• PROBLEM TO SOLVE: Pull from the data below each line where the word "this" occurs, and copy it.

+++ DATA SECTION

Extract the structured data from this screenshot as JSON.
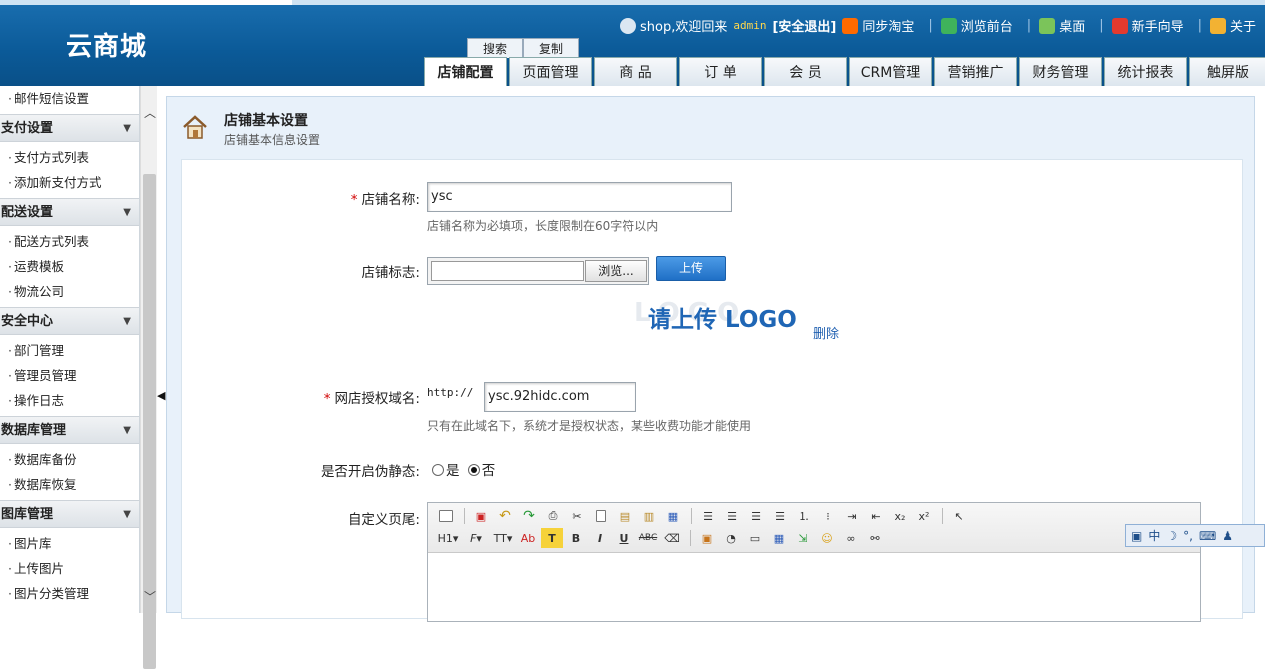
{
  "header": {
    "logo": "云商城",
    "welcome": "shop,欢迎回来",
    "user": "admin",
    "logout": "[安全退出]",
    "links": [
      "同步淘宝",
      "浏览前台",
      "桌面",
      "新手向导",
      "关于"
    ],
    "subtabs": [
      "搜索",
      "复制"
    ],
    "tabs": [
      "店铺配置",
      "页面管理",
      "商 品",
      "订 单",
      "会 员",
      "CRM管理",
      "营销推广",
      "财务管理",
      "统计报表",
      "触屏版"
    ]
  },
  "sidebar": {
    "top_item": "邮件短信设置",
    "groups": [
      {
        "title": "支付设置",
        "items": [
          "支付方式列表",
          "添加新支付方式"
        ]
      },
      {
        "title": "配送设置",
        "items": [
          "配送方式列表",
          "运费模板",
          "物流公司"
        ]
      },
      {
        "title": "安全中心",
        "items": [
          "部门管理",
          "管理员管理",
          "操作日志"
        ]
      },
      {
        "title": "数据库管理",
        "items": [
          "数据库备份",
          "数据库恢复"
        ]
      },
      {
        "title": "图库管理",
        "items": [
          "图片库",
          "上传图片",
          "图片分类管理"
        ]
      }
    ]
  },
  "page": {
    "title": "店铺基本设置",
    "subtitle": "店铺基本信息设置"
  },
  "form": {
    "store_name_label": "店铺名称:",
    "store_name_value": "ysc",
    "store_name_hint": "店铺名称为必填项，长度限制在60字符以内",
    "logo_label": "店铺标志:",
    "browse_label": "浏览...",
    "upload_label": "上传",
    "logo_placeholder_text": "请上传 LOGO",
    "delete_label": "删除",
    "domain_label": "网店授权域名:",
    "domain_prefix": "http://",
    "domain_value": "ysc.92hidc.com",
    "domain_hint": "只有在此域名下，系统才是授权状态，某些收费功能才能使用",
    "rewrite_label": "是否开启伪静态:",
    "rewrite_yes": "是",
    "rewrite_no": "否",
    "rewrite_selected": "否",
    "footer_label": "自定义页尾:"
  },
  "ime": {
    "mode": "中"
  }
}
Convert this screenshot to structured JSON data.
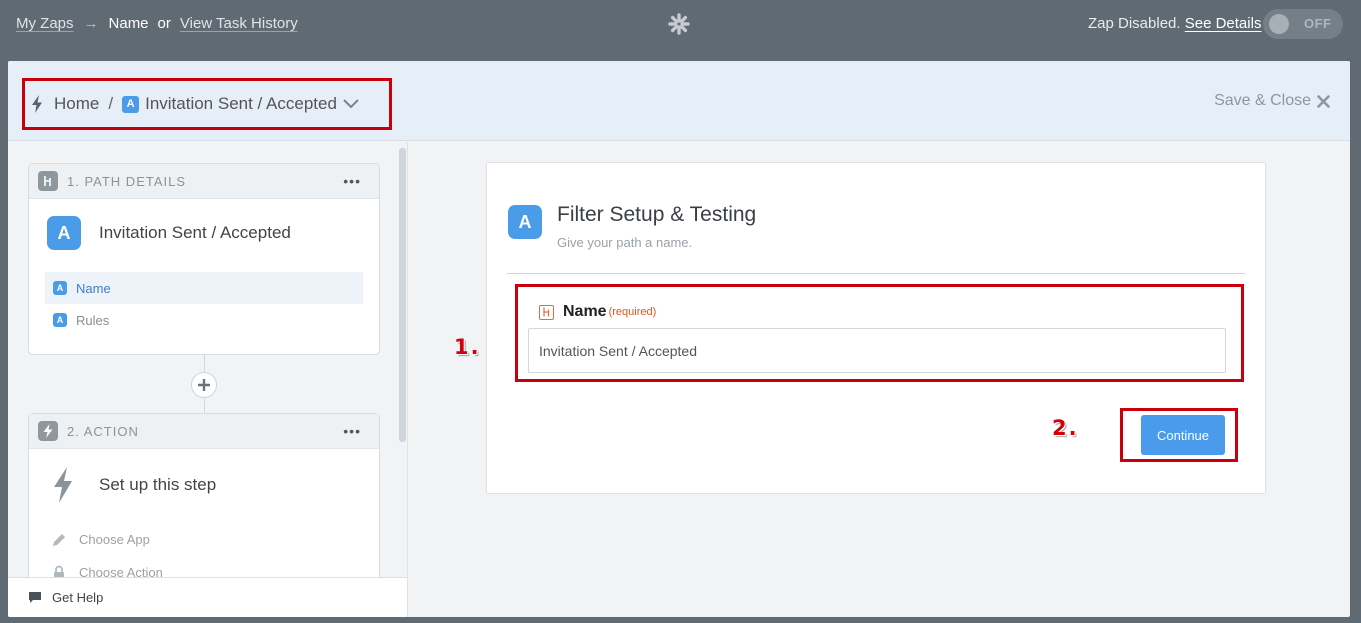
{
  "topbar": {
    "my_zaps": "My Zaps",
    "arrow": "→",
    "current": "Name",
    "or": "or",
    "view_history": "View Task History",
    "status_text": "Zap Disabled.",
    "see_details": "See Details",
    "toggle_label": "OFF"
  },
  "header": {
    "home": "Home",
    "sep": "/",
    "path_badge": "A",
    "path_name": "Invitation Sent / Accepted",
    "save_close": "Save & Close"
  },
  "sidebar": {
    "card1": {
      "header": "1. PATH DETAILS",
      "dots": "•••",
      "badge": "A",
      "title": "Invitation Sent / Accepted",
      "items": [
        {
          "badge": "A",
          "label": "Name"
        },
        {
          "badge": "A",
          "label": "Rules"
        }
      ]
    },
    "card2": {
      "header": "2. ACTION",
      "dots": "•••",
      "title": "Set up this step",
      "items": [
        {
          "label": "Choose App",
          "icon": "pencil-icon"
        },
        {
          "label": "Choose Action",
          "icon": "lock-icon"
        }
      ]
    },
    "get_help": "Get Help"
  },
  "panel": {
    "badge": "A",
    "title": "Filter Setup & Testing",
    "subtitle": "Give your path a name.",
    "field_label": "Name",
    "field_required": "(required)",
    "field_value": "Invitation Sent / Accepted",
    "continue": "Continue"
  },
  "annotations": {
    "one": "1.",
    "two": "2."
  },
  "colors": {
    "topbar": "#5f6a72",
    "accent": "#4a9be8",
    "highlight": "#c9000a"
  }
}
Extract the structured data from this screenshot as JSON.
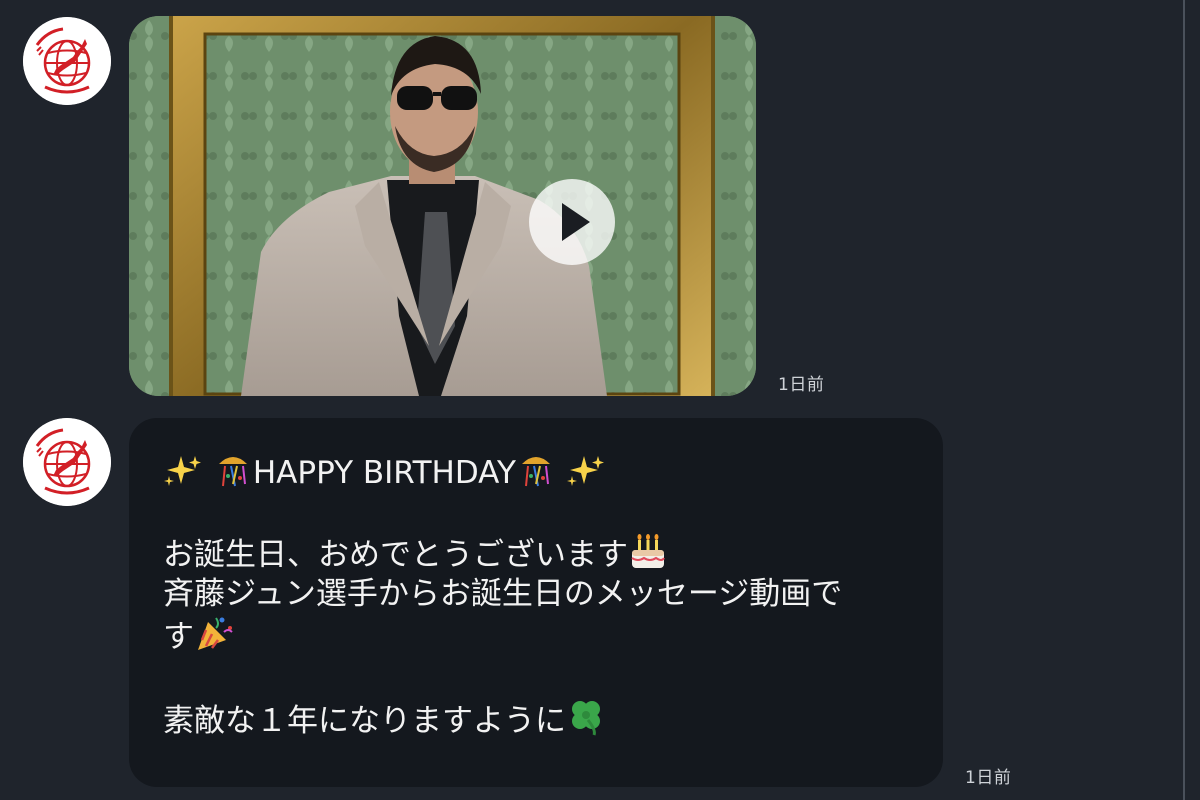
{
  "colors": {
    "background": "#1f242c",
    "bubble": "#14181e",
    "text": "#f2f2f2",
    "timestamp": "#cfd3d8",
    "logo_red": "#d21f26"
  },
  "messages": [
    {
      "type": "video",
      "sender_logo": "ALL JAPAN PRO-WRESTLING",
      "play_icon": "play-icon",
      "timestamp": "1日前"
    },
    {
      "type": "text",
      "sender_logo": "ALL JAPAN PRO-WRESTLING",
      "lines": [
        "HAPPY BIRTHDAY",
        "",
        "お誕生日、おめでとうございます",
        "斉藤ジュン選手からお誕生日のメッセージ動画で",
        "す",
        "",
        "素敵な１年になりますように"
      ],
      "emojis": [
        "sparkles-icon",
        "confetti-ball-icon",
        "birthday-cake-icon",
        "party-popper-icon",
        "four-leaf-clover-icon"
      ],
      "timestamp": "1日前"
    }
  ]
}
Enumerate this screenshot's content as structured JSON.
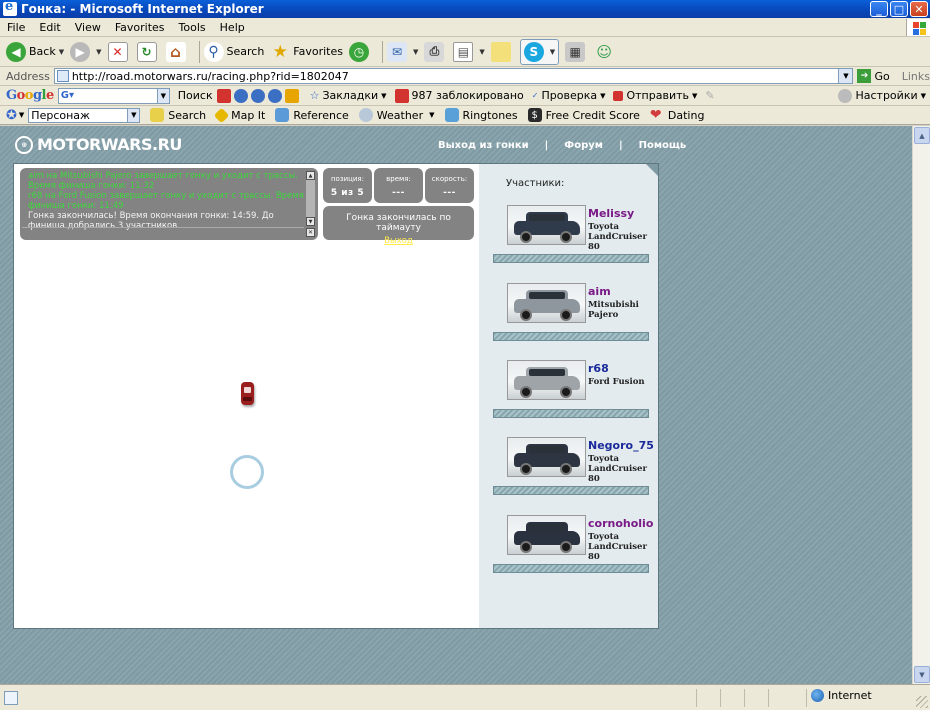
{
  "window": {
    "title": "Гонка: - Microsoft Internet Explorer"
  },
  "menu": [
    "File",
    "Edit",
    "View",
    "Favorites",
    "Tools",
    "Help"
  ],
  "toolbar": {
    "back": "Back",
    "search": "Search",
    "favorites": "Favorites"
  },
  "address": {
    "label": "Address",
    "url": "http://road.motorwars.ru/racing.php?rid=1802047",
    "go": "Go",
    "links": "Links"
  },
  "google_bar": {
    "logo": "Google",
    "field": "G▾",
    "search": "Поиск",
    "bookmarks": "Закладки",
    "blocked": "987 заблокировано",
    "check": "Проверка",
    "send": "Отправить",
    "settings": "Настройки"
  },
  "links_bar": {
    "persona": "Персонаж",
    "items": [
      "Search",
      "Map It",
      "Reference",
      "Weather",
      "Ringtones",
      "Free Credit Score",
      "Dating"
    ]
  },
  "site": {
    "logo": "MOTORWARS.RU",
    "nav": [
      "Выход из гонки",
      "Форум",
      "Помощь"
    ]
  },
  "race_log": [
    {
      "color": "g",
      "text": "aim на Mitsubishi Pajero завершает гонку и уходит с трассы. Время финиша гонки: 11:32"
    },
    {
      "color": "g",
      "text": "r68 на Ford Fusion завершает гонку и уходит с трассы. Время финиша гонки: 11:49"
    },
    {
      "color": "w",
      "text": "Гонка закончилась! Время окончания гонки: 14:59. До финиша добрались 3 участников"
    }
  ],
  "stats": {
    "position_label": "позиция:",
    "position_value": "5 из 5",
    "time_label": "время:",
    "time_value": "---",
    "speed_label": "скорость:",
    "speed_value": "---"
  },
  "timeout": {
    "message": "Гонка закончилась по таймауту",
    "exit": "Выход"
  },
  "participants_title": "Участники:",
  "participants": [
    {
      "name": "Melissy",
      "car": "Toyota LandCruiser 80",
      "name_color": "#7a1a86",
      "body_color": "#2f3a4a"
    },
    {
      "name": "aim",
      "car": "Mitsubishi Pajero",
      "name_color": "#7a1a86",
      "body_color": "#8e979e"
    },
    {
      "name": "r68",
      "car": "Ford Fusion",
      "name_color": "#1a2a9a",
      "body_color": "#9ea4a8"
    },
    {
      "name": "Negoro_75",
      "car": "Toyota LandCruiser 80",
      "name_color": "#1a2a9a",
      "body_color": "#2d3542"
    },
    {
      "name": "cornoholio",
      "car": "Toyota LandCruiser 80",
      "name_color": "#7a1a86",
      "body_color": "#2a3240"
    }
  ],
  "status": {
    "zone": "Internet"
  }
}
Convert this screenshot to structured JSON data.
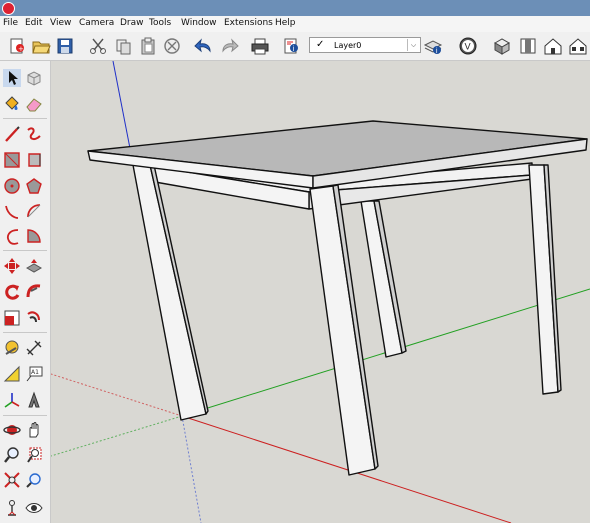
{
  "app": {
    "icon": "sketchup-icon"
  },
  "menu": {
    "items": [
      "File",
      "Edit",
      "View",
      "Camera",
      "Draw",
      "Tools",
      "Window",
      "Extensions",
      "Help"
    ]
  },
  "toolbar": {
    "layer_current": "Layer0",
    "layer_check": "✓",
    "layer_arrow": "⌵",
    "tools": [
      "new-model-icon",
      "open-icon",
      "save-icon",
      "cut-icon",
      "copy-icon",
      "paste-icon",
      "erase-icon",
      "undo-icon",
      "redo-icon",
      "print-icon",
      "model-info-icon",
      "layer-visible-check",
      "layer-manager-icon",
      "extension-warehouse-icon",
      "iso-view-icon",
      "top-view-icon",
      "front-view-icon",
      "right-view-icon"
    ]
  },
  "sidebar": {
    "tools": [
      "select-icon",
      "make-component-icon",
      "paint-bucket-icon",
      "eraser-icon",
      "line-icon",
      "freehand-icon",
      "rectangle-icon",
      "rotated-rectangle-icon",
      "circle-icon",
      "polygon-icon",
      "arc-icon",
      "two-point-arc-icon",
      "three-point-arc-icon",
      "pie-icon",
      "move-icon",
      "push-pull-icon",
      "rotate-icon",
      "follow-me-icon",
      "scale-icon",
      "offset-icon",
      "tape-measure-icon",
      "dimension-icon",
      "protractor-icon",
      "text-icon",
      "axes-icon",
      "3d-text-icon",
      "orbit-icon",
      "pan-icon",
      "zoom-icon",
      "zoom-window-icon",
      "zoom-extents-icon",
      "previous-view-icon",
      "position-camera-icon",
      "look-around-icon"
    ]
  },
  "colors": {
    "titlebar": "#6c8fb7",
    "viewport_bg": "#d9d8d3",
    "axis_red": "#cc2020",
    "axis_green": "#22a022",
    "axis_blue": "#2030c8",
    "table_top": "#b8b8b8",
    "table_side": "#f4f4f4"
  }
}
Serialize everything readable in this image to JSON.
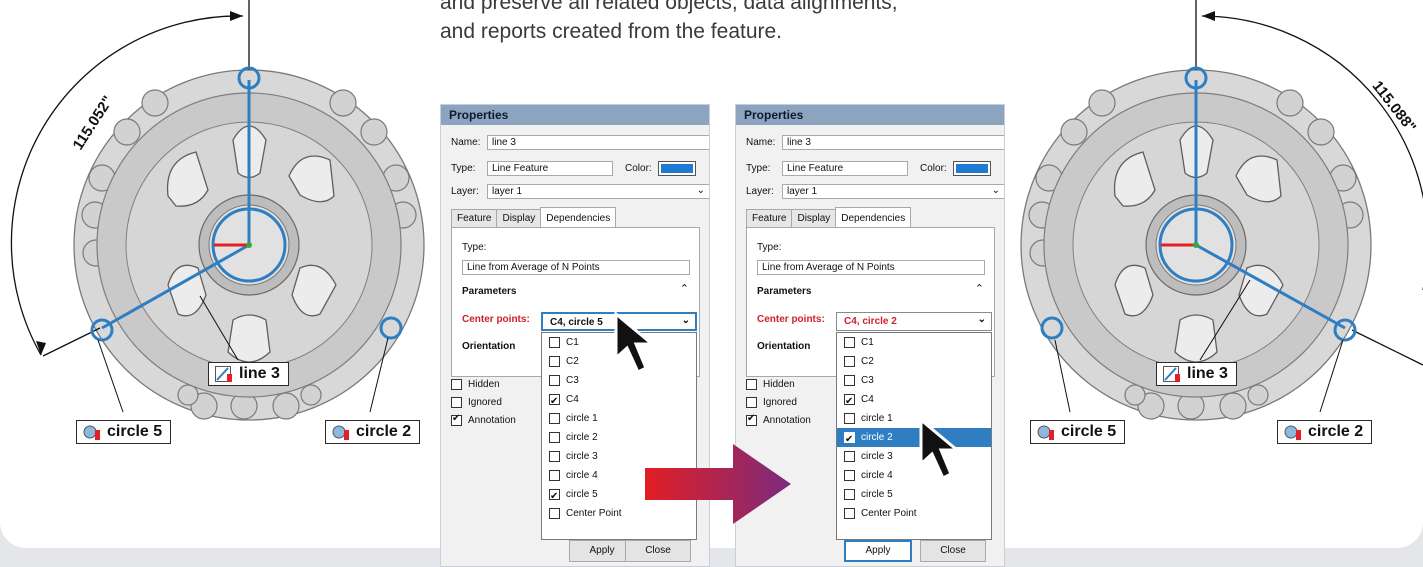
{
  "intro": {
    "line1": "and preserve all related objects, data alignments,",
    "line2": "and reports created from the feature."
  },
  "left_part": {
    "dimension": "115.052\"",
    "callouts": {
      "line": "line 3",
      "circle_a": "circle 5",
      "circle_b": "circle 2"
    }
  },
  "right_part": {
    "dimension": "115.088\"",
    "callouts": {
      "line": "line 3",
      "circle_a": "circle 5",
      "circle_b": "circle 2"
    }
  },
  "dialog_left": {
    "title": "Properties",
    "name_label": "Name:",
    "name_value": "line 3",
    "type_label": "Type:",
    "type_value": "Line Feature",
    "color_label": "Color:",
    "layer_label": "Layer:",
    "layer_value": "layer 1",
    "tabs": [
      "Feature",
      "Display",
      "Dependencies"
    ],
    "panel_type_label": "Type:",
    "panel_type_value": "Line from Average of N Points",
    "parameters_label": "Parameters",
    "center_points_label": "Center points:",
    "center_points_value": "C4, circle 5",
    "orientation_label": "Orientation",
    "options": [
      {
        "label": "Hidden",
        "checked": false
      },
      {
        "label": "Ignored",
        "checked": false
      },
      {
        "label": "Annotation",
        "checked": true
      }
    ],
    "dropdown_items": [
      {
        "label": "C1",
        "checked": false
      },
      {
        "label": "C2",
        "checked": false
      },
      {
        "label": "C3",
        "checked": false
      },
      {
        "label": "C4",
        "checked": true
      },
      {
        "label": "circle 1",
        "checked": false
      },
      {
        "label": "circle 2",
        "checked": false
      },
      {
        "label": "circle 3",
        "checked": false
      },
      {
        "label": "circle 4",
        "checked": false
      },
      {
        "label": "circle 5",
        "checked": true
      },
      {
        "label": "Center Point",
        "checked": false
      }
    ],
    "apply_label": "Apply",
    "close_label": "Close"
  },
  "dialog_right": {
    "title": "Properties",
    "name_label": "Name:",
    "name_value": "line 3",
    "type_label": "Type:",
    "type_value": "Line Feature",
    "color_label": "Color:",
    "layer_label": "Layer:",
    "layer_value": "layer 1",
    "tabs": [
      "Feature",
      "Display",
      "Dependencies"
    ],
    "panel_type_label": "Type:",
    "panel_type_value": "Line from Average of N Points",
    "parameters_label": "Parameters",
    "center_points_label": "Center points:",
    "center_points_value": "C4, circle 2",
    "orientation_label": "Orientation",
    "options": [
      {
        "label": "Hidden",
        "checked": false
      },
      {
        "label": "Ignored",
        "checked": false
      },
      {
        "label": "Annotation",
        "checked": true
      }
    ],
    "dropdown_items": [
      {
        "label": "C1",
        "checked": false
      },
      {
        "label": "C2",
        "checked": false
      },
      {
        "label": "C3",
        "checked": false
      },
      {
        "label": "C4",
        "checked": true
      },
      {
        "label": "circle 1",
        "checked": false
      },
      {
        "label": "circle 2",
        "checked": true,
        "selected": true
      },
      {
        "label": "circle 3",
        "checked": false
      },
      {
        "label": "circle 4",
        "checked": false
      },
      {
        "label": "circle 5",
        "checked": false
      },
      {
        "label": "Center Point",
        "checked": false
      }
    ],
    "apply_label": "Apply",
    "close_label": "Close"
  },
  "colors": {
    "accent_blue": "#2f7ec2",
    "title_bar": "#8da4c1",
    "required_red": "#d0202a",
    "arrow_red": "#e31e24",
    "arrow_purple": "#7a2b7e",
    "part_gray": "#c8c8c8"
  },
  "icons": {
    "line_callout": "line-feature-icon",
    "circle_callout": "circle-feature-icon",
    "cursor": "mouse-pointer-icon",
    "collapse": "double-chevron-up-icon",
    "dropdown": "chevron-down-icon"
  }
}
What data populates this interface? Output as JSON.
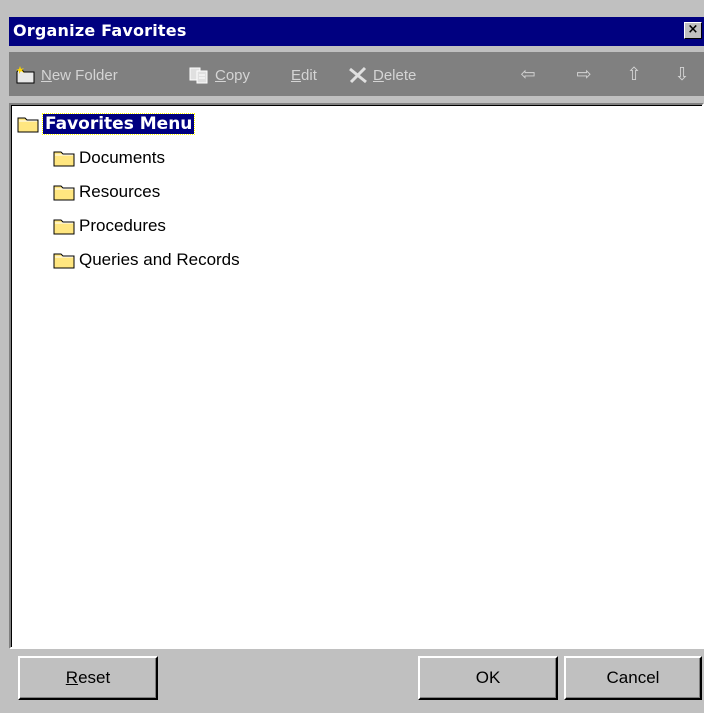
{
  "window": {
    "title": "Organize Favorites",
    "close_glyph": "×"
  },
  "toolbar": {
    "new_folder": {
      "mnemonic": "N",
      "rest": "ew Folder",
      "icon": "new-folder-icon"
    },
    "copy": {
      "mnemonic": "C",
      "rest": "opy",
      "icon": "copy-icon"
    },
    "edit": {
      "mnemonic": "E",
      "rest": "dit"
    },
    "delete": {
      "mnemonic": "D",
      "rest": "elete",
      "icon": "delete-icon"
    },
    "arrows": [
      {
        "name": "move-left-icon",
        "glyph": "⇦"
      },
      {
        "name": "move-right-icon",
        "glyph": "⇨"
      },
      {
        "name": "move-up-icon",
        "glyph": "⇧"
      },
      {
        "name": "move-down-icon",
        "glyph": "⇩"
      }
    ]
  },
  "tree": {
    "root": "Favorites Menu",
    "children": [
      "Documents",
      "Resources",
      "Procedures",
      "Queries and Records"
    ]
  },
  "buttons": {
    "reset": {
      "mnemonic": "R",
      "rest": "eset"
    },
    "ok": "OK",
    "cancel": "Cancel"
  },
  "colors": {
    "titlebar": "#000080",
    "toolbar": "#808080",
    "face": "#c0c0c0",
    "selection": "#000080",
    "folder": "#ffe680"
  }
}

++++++

• EXERCISE SOLUTION:
Extract the structured data from this screenshot as JSON.
Convert this screenshot to structured JSON data.
      "title": "Set up this step",
Extract the structured data from this screenshot as JSON.
Enumerate this screenshot's content as structured JSON.
Convert this screenshot to structured JSON data.
Serialize everything readable in this image to JSON.
What data populates this interface? Output as JSON.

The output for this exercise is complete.